* [How to complete this task]
Retype exactly the lines from the one holding "Give me the" through the final line of the data, both included.

* [Data records]
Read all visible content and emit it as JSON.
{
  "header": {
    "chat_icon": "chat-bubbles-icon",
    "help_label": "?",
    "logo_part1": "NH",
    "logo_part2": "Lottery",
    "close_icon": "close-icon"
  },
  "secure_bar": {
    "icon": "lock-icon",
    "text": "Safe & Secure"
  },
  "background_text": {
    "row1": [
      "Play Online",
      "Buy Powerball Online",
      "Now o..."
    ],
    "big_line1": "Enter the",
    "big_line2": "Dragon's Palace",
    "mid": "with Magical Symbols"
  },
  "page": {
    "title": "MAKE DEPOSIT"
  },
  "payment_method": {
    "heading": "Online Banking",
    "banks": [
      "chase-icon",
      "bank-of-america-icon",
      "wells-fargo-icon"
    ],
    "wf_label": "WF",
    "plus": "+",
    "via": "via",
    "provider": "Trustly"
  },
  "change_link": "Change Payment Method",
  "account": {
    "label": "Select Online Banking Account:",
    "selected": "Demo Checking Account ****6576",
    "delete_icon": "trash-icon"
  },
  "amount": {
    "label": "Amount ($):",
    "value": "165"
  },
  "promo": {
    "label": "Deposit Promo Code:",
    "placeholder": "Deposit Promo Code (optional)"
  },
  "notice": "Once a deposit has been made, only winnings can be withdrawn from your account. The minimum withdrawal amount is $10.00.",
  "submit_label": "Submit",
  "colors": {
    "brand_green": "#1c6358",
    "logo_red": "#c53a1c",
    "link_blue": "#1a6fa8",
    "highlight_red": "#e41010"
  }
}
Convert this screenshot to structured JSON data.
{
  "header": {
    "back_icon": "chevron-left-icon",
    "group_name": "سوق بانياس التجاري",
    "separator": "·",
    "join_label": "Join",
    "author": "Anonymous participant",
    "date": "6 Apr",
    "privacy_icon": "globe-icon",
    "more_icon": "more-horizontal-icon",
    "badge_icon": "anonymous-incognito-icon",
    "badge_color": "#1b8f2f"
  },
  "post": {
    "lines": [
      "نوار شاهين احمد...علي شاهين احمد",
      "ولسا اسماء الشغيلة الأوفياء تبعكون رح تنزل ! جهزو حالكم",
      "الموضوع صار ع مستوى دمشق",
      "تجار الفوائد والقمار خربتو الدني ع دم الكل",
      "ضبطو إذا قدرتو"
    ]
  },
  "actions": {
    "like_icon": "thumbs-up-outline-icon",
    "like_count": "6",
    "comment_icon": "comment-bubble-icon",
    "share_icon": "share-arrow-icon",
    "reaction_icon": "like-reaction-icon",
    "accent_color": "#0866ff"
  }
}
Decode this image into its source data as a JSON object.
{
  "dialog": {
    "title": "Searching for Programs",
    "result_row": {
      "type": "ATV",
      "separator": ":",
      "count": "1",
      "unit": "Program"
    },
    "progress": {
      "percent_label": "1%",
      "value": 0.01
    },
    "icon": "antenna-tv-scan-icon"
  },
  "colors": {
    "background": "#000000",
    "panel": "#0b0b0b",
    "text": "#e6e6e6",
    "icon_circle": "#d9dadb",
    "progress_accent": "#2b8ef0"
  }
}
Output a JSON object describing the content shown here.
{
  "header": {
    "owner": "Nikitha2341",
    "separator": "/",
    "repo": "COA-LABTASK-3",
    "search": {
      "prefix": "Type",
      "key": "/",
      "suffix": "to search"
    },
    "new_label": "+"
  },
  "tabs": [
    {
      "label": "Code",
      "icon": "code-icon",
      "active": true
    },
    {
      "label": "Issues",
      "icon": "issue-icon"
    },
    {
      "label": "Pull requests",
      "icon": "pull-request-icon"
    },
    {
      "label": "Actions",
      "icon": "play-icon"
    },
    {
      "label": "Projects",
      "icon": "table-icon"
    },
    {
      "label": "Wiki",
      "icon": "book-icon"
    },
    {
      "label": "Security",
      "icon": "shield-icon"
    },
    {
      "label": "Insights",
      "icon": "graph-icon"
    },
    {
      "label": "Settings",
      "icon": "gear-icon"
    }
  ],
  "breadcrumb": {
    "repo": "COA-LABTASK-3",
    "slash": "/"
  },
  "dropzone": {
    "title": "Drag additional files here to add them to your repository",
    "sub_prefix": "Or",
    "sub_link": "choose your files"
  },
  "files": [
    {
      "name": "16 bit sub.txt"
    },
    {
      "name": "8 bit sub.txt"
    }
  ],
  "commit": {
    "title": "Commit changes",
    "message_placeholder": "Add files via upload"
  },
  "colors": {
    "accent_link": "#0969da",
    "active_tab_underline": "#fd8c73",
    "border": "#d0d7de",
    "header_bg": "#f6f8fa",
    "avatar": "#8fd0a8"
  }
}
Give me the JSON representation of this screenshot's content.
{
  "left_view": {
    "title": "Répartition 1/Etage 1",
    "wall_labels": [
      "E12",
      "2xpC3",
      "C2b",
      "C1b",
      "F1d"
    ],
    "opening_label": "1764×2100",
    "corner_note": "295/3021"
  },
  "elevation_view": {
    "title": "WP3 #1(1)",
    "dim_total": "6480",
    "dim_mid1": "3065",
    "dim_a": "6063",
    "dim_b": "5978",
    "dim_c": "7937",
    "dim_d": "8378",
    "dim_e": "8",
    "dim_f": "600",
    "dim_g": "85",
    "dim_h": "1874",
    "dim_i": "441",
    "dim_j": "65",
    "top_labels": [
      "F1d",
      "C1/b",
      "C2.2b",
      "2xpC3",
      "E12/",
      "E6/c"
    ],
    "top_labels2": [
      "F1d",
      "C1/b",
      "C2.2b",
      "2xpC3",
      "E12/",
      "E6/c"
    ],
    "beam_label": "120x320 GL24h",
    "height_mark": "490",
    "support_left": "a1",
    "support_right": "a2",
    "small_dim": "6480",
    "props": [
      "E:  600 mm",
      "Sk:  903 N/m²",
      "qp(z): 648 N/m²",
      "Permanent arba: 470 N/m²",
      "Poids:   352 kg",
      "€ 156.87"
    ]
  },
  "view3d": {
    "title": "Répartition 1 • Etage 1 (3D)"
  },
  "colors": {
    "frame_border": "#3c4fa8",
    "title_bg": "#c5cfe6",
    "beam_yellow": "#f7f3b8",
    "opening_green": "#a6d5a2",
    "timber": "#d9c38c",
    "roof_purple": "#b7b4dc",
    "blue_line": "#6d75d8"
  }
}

* [Response area]
Give me the JSON representation of this screenshot's content.
{
  "left_view": {
    "title": "Répartition 1/Etage 1",
    "wall_labels": [
      "E12",
      "2xpC3",
      "C2b",
      "C1b",
      "F1d"
    ],
    "opening_label": "1764×2100",
    "corner_note": "295/3021"
  },
  "elevation_view": {
    "title": "WP3 #1(1)",
    "dim_total": "6480",
    "dim_mid1": "3065",
    "dim_a": "6063",
    "dim_b": "5978",
    "dim_c": "7937",
    "dim_d": "8378",
    "dim_e": "8",
    "dim_f": "600",
    "dim_g": "85",
    "dim_h": "1874",
    "dim_i": "441",
    "dim_j": "65",
    "top_labels": [
      "F1d",
      "C1/b",
      "C2.2b",
      "2xpC3",
      "E12/",
      "E6/c"
    ],
    "top_labels2": [
      "F1d",
      "C1/b",
      "C2.2b",
      "2xpC3",
      "E12/",
      "E6/c"
    ],
    "beam_label": "120x320 GL24h",
    "height_mark": "490",
    "support_left": "a1",
    "support_right": "a2",
    "small_dim": "6480",
    "props": [
      "E:  600 mm",
      "Sk:  903 N/m²",
      "qp(z): 648 N/m²",
      "Permanent arba: 470 N/m²",
      "Poids:   352 kg",
      "€ 156.87"
    ]
  },
  "view3d": {
    "title": "Répartition 1 • Etage 1 (3D)"
  },
  "colors": {
    "frame_border": "#3c4fa8",
    "title_bg": "#c5cfe6",
    "beam_yellow": "#f7f3b8",
    "opening_green": "#a6d5a2",
    "timber": "#d9c38c",
    "roof_purple": "#b7b4dc",
    "blue_line": "#6d75d8"
  }
}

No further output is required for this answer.